|Full name||Roald Dahl|
|Know as||Roald Dahl, Dahl, Roald|
|Birth place||Llandaff, Cardiff, Wales, UK|
|Lived||74 years, 2 month, 10 days|
|Occupation||Novelist, poet, screenwriter|
|Height||6' 6" (1.98 m)|
|Spouse||Felicity Ann d'Abreu Crosland|
|Children||Chantal Tessa Sophia, Olivia Twenty, Theo Matthew ; Ophelia Magdalena|
Roald Dahl sourcesroalddahl.com
Roald Dahl Biography:
In 1953, he released the bestselling story set Someone Like You and married actress Patricia Neil. He released the favorite novel James and the Giant Peach in 1961. In 1964, he released another exceptionally successfuly work, Charlie and the Chocolate Factory, which was later adapted for 2 movies. Over his decades-long writing career, Dahl composed 19 children’s books. He expired on November 23, 1990, in Oxford, England. As a kid, he spent his summer vacations seeing with his grandparents in Oslo. When Dahl was 4 years old, his dad died.
The youthful Dahl received his first schooling at Llandaff Cathedral School. Dahl afterwards transferred to Repton, a private school having a reputation for academic excellence. He resented the rules at Repton; while there, the energetic and creative child was unsettled and pined for experience. While Dahl scarcely shone as a pupil, his mom offered to cover his tuition at Oxford or Cambridge University when he graduated. I would like to go directly from school to benefit an organization that can send me to amazing faraway places like Africa or China.” Later, he took a job with all the Shell Oil Company in Tanzania, Africa, where he stayed until 1939.
Lusting for yet more experience, in 1939, Dahl joined the Royal Air Force. After training in Nairobi, Kenya, he became a Second World War fighter pilot. While serving in the Mediterranean, Dahl crash landed in Alexandria, Egypt. The plane crash left him with serious injuries to his skull, back and hip. Following a healing that contained a hip replacement and two spinal operations, Dahl was transferred to Washington, D.C., where he became an assistant atmosphere attach.
While in Washington, D.C., Dahl met with writer C.S. Forrester, who motivated him to begin composing. He went to compose stories and articles for other magazines, including The New Yorker. He went to describe his foray into writing as a “pure fluke,” saying, “Without being requested to, I doubt if I Had ever have thought to get it done.” Dahl wrote his first story for kids, The Gremlins, in 1942, for Walt Disney. The story was not very successful, so Dahl went back to composing macabre and mysterious stories geared toward mature readers. He continued in this vein to the 1950s, making the bestselling story set Someone Like You in 1953, and Kiss, Kiss in 1959.
Exactly the same year that Someone Like You was printed, Dahl wed movie actress Patricia Neal, who won an Academy Award for her part in Hud in 1961. The union survived three decades and resulted in five kids, one of whom tragically perished in 1962.
Dahl told his kids nightly bedtime stories that inspired his future career as a kids’ writer.
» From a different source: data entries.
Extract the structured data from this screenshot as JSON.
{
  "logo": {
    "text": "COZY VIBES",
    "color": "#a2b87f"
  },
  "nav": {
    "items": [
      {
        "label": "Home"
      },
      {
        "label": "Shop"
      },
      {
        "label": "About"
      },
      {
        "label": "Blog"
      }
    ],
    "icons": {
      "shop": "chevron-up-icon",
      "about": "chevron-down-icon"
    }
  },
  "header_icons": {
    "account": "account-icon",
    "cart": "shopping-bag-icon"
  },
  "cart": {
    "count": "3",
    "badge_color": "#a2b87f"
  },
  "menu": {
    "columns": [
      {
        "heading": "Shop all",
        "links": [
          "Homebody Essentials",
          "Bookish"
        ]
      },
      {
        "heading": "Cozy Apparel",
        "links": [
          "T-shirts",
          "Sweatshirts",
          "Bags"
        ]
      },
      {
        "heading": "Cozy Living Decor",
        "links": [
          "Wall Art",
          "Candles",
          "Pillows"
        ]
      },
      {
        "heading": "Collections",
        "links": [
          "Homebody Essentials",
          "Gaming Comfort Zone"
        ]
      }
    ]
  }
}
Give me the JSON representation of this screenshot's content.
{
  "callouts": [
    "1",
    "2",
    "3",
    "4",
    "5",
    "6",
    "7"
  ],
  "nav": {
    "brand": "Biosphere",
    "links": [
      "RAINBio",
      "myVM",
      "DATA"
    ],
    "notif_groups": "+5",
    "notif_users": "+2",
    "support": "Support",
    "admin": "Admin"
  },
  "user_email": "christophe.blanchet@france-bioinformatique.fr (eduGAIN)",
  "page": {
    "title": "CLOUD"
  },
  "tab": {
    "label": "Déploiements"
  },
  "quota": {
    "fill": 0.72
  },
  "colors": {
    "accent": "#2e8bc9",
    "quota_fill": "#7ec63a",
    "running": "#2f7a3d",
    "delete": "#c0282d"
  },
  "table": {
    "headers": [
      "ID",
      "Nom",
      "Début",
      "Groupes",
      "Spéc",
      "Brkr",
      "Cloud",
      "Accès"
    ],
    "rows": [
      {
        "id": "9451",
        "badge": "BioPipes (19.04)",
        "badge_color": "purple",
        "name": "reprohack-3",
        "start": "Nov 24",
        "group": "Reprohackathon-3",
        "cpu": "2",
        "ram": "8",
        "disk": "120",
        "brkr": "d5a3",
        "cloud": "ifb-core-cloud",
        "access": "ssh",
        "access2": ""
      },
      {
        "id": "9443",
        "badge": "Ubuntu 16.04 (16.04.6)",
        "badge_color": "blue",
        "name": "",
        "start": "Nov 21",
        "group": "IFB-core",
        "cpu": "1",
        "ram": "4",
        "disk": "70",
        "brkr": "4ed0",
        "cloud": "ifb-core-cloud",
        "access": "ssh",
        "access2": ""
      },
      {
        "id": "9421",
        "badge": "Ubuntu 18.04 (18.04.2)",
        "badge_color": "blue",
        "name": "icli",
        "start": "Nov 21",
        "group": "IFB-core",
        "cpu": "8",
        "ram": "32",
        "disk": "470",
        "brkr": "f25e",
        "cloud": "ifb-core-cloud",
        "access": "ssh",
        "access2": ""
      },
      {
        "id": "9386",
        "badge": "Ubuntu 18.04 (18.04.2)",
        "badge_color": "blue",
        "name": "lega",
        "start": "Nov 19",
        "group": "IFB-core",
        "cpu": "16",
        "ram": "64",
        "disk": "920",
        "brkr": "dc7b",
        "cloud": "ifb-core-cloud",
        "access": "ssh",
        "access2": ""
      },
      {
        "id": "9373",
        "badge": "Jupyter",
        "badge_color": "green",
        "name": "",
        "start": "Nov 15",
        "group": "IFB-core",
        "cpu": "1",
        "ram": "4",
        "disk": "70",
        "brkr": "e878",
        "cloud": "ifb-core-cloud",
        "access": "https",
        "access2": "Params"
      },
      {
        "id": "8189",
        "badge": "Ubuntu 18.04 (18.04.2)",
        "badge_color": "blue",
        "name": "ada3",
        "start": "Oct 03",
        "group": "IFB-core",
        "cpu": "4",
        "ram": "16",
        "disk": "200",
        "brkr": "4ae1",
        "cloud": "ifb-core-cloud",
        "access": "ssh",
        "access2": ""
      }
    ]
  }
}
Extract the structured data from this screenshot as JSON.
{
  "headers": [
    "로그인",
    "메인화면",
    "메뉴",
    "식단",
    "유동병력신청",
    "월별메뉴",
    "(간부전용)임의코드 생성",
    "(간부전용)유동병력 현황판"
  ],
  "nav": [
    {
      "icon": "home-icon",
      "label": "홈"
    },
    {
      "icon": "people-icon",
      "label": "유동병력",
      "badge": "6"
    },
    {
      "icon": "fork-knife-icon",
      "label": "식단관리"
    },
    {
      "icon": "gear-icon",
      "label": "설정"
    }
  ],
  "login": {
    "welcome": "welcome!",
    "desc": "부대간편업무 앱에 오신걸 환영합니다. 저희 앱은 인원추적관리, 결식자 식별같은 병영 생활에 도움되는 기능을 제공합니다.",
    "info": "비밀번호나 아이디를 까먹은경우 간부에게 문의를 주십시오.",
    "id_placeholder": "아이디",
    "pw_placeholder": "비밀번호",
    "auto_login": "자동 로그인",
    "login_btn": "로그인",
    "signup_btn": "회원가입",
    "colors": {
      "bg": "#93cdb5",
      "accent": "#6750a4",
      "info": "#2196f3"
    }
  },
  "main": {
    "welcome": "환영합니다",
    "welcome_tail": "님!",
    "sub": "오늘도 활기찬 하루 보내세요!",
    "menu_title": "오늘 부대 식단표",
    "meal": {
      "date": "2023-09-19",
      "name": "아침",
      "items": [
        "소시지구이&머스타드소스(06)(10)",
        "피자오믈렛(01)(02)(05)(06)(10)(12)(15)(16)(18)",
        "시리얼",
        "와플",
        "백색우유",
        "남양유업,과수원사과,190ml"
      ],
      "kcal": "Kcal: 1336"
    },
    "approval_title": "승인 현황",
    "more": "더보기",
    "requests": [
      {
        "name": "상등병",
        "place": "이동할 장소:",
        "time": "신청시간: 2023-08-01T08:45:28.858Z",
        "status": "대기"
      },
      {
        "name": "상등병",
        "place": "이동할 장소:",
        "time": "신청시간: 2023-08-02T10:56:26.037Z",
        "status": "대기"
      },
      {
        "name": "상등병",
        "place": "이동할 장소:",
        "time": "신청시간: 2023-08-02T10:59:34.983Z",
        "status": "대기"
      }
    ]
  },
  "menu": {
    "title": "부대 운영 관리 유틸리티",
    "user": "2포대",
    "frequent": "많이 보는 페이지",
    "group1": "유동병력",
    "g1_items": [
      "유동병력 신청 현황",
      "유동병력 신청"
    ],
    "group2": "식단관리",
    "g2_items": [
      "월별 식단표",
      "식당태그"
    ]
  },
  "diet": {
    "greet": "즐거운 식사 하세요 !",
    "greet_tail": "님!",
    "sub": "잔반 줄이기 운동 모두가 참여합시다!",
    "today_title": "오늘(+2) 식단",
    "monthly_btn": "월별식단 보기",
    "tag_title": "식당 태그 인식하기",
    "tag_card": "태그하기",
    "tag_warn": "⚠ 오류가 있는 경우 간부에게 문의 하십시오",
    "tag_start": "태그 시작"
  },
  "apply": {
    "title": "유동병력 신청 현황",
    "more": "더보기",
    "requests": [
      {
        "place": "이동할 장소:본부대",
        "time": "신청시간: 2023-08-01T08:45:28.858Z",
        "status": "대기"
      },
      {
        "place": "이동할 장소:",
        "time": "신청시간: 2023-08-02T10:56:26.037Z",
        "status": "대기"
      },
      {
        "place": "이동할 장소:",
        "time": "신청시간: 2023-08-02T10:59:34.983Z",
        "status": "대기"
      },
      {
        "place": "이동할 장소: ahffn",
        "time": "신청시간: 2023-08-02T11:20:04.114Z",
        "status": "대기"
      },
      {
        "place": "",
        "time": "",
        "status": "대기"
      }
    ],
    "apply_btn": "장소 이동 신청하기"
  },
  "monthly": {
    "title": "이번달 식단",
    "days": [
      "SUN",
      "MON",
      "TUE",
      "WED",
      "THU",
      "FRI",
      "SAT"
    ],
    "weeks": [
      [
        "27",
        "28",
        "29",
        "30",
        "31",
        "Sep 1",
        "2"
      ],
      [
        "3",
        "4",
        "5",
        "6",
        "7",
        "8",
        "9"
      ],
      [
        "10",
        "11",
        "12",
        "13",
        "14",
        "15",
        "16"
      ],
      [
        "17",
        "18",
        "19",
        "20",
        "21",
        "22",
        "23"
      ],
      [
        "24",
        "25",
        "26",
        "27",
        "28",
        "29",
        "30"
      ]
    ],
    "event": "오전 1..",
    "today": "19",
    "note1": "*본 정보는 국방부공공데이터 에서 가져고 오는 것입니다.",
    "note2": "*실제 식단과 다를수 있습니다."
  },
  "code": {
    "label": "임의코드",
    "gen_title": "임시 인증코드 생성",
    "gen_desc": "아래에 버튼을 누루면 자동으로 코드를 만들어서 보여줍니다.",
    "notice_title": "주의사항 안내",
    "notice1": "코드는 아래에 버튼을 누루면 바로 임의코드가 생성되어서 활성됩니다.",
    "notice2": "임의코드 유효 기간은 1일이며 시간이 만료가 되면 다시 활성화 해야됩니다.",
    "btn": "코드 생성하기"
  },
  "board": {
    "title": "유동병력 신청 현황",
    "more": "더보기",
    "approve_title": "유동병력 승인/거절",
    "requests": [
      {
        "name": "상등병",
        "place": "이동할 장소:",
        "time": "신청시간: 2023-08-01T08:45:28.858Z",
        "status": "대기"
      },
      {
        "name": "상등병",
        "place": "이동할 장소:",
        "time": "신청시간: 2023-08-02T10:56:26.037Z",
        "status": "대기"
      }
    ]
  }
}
These stories became the foundation for a number of his most famous kids’ novels, as his youngsters demonstrated an educational test audience. “Kids are … exceptionally critical. Plus they lose interest so fast,” he declared in his New York Times book review interview. ” You must keep things ticking along. And in case you believe a young child is becoming bored, you have to think up something that shocks it back. A thing that tickles. You must learn what kids enjoy.”
Shortly after, Dahl remarried to Felicity Ann Crosland, his partner until his departure in 1990. Dahl first created himself as a kids’ writer in 1961, when he released the novel James and the Giant Peach. The novel met with wide critical and commercial acclaim. 3 years after, Dahl released another huge winner, Charlie and the Chocolate Factory. Both publications were eventually made into popular films. The film version of James and the Giant Peach was launched in 1996.
Despite their popularity, Dahl’s children’s books have become the topic of some controversy, as critics and parents have balked at their description of kids’s unpleasant retribution on grownup wrongdoers. In his defense, Dahl asserted that kids possess a more primitive sense of humor than grownups, and that he was only attempting to appeal to his readers. Other critics have accused Dahl of describing a racist stereotype with his Oompa Loompa characters in Charlie and the Chocolate Factory. After enduring an unspecified illness, on November 12, 1990, Roald Dahl was accepted to the John Radcliffe Hospital in Oxford, England. He died there on November 23, 1990, in the age of 74. He also composed several television and film scripts.